- [YOUR GOAL]: I would like every line of the records below that contains the word "them" copied.

________

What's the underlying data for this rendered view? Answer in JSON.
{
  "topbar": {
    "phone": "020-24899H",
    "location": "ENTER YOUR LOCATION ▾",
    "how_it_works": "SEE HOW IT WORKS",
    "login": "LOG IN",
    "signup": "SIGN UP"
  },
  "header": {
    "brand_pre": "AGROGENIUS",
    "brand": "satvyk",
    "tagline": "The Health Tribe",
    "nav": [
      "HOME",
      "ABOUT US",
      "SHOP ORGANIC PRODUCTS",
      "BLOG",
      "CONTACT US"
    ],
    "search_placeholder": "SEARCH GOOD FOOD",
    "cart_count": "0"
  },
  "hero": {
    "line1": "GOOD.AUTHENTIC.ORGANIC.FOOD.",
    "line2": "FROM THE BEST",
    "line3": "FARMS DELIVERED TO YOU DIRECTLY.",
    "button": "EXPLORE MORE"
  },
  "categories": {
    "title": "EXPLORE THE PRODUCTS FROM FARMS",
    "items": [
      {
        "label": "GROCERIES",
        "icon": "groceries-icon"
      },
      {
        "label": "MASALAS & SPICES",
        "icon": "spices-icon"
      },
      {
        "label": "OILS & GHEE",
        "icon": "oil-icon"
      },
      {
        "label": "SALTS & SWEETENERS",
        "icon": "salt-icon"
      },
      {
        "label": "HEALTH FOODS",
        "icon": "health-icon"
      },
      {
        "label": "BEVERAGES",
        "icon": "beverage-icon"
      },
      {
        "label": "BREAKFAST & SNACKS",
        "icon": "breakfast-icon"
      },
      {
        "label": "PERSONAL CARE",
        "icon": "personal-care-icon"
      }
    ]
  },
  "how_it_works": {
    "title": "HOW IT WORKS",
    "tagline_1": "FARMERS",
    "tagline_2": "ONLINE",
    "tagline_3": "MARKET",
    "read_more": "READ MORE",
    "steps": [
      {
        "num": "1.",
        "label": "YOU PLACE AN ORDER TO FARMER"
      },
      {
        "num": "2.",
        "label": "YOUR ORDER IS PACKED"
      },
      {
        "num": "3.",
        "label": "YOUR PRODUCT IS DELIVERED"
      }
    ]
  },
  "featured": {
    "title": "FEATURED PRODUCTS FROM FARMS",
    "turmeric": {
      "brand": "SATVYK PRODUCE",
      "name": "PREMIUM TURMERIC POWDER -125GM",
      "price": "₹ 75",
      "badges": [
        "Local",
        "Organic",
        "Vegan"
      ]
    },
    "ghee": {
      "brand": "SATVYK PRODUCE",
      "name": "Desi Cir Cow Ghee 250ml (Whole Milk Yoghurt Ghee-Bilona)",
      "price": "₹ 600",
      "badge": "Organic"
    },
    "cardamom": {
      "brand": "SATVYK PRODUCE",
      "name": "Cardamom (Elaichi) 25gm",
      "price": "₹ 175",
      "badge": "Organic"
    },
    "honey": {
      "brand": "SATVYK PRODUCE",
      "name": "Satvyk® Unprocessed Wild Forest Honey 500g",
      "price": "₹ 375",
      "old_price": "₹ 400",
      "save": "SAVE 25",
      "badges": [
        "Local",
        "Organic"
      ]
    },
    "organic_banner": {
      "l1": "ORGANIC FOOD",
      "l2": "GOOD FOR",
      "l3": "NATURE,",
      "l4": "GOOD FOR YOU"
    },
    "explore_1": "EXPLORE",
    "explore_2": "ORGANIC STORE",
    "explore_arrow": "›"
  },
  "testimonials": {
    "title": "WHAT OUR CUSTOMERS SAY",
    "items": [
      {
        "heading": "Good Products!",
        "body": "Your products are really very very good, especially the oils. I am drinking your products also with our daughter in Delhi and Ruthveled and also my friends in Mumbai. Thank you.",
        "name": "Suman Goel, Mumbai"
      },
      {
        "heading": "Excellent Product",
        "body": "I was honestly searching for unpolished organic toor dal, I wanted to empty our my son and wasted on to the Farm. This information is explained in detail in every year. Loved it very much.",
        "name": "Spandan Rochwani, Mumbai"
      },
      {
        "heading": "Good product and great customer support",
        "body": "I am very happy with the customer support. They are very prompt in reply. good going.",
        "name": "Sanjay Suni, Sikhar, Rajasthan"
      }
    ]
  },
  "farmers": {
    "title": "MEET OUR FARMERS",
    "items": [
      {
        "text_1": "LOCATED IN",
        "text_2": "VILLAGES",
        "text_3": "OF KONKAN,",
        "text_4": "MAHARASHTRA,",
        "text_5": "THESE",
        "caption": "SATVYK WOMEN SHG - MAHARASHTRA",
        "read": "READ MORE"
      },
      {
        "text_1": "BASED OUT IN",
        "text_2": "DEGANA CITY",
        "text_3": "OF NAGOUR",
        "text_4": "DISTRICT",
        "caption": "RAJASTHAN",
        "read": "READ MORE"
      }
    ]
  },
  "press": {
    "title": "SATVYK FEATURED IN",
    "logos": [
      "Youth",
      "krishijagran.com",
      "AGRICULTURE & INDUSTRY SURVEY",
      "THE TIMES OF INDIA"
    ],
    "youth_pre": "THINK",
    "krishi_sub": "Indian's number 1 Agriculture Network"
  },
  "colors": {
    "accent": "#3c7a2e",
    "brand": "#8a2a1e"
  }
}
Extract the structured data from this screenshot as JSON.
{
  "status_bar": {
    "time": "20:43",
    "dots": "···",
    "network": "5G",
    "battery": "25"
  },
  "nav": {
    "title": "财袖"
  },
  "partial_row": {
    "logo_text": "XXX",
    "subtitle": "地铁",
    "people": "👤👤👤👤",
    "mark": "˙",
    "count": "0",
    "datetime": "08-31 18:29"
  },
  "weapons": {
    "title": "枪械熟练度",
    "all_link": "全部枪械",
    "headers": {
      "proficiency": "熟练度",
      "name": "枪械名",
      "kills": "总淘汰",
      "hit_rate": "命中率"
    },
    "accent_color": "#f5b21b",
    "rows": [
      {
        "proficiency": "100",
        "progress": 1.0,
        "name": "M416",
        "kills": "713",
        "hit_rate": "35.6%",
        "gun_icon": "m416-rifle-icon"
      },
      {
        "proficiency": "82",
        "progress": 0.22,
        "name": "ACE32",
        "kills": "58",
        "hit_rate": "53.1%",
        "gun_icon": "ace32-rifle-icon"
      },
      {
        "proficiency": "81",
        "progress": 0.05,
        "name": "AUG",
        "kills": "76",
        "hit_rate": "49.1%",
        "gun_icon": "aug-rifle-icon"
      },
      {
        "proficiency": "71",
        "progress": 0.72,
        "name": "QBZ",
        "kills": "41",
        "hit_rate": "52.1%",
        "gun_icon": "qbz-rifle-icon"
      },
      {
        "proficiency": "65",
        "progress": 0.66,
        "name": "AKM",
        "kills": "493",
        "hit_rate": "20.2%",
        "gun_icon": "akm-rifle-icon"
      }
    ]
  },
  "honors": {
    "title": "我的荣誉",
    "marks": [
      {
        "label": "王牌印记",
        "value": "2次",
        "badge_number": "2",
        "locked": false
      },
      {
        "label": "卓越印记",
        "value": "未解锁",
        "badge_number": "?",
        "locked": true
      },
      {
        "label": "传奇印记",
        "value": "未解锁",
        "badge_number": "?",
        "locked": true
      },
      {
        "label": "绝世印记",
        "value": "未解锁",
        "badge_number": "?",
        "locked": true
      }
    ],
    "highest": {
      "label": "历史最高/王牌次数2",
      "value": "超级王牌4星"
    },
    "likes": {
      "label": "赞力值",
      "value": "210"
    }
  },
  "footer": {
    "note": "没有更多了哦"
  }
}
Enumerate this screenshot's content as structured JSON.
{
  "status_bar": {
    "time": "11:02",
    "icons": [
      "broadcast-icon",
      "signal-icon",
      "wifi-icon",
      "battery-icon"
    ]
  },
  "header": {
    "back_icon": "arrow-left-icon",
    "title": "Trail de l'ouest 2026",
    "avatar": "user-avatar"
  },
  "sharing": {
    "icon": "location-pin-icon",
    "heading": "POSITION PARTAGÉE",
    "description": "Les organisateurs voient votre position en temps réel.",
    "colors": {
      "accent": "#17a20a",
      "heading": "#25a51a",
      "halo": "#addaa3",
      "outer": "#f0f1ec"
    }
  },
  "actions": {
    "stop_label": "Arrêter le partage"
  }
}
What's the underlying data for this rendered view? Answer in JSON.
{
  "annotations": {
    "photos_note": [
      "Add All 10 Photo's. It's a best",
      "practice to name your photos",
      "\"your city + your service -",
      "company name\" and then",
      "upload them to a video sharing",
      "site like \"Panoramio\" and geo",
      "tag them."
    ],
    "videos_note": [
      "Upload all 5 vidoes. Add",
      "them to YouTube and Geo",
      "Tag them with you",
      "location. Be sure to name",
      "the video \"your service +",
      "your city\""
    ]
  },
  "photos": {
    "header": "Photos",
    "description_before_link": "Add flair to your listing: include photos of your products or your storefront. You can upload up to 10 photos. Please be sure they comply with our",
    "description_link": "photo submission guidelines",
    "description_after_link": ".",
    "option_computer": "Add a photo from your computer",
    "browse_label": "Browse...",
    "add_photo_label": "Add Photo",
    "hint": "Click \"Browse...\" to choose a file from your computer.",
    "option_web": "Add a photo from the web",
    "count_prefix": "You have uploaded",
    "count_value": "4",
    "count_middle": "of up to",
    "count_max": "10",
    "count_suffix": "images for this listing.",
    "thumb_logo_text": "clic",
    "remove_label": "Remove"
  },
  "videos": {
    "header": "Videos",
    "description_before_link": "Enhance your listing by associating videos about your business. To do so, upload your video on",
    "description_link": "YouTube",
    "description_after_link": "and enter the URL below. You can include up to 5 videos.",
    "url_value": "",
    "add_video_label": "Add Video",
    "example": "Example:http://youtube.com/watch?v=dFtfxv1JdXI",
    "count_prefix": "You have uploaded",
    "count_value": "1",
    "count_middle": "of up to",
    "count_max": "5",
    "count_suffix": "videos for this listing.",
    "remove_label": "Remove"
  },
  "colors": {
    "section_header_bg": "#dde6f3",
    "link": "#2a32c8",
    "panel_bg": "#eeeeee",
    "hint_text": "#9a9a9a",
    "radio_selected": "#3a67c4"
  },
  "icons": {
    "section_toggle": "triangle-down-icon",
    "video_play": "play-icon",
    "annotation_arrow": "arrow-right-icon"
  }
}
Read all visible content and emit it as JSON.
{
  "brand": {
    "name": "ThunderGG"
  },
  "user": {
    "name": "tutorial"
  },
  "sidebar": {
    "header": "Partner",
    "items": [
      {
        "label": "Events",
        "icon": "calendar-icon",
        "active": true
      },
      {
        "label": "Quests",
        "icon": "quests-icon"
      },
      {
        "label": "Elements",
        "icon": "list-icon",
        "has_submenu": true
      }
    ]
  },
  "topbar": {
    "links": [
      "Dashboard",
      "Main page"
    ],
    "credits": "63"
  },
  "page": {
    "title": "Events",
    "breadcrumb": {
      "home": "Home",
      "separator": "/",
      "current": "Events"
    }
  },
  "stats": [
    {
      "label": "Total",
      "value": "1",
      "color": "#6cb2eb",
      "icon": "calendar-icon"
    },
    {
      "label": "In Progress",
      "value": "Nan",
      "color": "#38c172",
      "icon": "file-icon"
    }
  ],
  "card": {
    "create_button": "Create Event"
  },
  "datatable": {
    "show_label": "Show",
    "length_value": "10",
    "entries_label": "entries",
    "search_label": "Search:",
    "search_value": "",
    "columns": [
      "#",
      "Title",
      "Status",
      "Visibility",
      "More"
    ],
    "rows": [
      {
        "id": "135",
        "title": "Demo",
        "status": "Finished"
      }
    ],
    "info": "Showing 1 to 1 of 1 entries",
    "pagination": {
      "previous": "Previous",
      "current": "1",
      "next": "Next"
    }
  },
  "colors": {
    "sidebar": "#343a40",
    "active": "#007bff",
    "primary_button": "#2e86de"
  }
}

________

- [RESPONSE]:
      "upload them to a video sharing",
      "tag them."
      "them to YouTube and Geo",
      "Tag them with you",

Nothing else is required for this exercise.